What I like about living round here is that we have the choice between the small and perfectly formed (and reprieved!) Levenshulme library - but there's also Longsight up the road, too. It's quite a different experience - but with a bigger stock and interesting potential for people-watching, it's well worth a visit. It's quite noisy - with all the various impromptu social gatherings going on - and people giving the computers a good clattering - and some solitary, crazy-looking souls sitting on futuristic armchairs glaring at you as you peruse the stacks... but the staff are terribly friendly.
I've spent the last week devouring library loot. 'Dark Matter' by Michelle Paver is a ghost story I've meant to read for ages. I don't know how I failed to - but anyway - the blazing heat of our back garden was perfect for reading this tale of terror in the arctic tundra circa the 1930s. It's a wonderful book - perfectly judged in delivering its scares and the way it slowly, horribly ramps up the tension.
Justine Picardie's 'Daphne' was something i was keen to read, too - and had forgotten about. It's pretty good. I think it's hampered by sticking too close to the research and the real-life source material. It could be shorter, snappier, and less reverential.

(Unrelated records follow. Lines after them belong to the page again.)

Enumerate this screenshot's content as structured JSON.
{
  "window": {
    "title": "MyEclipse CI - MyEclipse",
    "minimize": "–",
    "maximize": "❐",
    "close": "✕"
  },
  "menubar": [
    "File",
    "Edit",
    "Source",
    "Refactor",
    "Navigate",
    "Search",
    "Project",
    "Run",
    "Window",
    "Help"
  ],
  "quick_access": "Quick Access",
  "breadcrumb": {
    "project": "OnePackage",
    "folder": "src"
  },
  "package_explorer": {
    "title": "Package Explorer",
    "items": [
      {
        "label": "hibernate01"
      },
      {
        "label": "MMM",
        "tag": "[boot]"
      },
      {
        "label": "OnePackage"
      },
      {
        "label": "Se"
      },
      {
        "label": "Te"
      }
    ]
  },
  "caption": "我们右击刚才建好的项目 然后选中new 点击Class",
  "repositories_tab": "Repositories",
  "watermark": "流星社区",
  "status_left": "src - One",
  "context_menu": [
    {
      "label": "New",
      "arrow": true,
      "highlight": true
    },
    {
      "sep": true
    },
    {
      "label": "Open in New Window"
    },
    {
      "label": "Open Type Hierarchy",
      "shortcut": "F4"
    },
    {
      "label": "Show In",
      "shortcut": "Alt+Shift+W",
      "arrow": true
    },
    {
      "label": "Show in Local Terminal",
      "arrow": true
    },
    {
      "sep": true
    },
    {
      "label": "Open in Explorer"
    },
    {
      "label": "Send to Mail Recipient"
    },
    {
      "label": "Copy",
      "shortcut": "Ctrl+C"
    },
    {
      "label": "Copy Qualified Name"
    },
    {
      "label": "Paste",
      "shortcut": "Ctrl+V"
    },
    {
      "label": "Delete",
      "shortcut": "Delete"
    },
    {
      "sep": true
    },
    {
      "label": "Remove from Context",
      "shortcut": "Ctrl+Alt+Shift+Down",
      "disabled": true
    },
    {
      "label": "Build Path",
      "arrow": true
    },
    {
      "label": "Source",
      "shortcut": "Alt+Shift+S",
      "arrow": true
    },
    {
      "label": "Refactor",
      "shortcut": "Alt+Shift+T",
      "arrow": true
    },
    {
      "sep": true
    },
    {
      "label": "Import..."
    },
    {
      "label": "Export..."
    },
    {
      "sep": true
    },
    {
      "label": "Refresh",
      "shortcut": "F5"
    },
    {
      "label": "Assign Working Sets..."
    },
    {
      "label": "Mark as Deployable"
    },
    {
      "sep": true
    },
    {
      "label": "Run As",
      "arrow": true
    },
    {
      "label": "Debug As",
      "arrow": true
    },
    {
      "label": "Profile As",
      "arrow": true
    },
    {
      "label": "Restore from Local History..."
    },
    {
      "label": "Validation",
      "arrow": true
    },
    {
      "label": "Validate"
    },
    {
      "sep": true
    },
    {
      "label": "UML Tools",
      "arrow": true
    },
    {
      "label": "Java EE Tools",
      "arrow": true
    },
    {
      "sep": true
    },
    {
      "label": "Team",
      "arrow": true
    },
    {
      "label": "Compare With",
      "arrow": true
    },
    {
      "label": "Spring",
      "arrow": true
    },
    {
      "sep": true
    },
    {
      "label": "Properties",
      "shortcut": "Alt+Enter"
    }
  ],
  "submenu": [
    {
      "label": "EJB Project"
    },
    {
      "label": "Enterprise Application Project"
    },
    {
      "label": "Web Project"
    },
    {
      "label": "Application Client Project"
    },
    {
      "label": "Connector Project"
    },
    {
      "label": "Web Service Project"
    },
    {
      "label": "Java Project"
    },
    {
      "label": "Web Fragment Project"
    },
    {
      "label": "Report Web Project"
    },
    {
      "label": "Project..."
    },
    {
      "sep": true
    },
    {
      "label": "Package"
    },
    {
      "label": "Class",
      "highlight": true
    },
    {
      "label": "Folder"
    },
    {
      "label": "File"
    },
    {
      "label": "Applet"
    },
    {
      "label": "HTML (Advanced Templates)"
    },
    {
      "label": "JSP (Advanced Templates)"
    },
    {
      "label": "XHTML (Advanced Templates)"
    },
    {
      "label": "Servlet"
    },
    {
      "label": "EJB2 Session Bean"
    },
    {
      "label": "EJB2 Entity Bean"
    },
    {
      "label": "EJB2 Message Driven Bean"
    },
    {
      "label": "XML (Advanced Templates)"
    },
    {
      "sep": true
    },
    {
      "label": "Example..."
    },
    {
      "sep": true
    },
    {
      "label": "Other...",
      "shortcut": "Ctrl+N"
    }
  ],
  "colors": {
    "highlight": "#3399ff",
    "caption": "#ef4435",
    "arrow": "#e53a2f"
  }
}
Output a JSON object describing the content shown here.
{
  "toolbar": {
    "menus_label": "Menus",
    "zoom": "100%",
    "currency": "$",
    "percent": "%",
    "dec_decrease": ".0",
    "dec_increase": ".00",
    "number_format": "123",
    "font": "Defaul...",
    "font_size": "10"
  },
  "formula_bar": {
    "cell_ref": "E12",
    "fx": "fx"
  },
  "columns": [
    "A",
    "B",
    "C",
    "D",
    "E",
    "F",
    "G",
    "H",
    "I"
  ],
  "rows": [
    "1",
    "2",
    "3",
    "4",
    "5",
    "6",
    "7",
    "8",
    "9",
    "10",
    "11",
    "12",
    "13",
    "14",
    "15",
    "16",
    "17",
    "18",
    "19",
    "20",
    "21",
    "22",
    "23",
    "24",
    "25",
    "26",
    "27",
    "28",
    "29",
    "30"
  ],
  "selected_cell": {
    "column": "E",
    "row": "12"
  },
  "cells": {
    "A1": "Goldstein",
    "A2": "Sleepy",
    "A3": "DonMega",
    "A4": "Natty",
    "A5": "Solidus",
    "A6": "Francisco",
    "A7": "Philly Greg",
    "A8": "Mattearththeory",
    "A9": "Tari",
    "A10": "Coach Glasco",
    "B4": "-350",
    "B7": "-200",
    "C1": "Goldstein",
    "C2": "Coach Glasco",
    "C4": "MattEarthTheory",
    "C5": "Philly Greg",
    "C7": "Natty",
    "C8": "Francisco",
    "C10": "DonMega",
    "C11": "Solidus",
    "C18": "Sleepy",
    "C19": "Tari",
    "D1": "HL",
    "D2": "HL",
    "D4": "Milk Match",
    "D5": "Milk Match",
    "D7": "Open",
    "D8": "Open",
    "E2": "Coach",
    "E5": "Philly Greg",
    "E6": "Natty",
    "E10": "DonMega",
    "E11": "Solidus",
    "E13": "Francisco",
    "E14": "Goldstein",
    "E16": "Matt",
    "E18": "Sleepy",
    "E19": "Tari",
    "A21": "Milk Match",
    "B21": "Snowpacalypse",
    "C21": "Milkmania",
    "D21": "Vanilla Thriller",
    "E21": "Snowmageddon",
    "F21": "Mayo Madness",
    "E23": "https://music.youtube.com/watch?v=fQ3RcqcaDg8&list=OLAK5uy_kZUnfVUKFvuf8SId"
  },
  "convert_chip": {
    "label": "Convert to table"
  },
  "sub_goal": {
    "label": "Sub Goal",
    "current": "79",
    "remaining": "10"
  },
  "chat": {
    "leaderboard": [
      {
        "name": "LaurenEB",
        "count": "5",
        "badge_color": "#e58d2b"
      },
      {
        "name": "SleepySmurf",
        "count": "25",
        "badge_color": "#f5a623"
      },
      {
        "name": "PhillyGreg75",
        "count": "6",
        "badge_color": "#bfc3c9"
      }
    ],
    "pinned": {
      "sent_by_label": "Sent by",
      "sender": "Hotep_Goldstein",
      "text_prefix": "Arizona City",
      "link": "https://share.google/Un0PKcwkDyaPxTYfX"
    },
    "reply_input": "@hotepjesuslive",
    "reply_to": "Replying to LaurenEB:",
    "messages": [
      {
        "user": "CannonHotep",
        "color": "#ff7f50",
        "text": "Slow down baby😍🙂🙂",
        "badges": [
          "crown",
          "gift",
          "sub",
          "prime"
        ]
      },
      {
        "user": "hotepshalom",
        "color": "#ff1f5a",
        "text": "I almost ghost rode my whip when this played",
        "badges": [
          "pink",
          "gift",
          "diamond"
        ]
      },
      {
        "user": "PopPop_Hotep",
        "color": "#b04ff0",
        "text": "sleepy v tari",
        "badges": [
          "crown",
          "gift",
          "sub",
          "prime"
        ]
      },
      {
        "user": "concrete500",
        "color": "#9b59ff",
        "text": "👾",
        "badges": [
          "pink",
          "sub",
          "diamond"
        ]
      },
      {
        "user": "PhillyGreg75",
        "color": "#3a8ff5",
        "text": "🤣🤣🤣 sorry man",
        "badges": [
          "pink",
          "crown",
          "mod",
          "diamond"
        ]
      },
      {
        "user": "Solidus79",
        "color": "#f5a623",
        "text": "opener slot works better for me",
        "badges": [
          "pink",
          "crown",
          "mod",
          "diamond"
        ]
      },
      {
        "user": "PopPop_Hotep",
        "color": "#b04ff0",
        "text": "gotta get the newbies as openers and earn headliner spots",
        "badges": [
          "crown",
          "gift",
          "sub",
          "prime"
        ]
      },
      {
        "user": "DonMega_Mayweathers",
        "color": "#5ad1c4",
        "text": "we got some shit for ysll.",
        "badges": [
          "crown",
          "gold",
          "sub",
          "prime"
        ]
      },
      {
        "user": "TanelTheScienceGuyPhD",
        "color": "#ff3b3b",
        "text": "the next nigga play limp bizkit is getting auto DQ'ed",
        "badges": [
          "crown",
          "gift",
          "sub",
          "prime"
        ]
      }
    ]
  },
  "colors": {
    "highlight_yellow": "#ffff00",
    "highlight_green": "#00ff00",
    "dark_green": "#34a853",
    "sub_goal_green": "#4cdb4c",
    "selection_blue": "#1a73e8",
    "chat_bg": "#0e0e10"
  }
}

And what a terrible bunch of characters! The literary researcher characters in the contemporary bit seem to come from central casting. They're like the same snobby lot that you get in any old novel about literary detective work - not very engaging at all. The real heat of the book comes with the collision of the shady old man who hordes the Bronte manuscripts in his decrepit house in Leeds and Daphne du Maurier's fictionalised correspondence with him. The scene where she actually goes to visit - and he pretends to be someone else and not the man who invited her - is actually quite chilly, uncanny and sad. I wanted more of that sort of thing and less of the tiresomely self-regarding Hampstead brigade, really.
And now i'm on with Stephen Kelman's 'Pigeon English' - which is sweet, slangy, ramshackle and very successful in grounding us in this London council estate. I love the little interludes from the pigeon - these little feathery diatribes at the start of some of the chapters. It reminds me a bit of that tv show 'Mongrels'. Still halfway through this one, where I'm feeling the need of greater forward momentum, i think... but I'll let you know how it goes.
Seems like the books i was choosing at Longsight last week are things that were from two or three years ago - the Richard and Judy's, the Booker listees and the things that book bloggers were slogging through back then. I didn't see *very* much that was bang up to date - and that's no surprise, given the cuts.
I don't mind being a couple of years behind with this contemporary stuff!
Isn't that what reading's always like? Having that feeling of forever catching up? Which is just another way of saying - thankfully - that we'll never run out of good things to read..?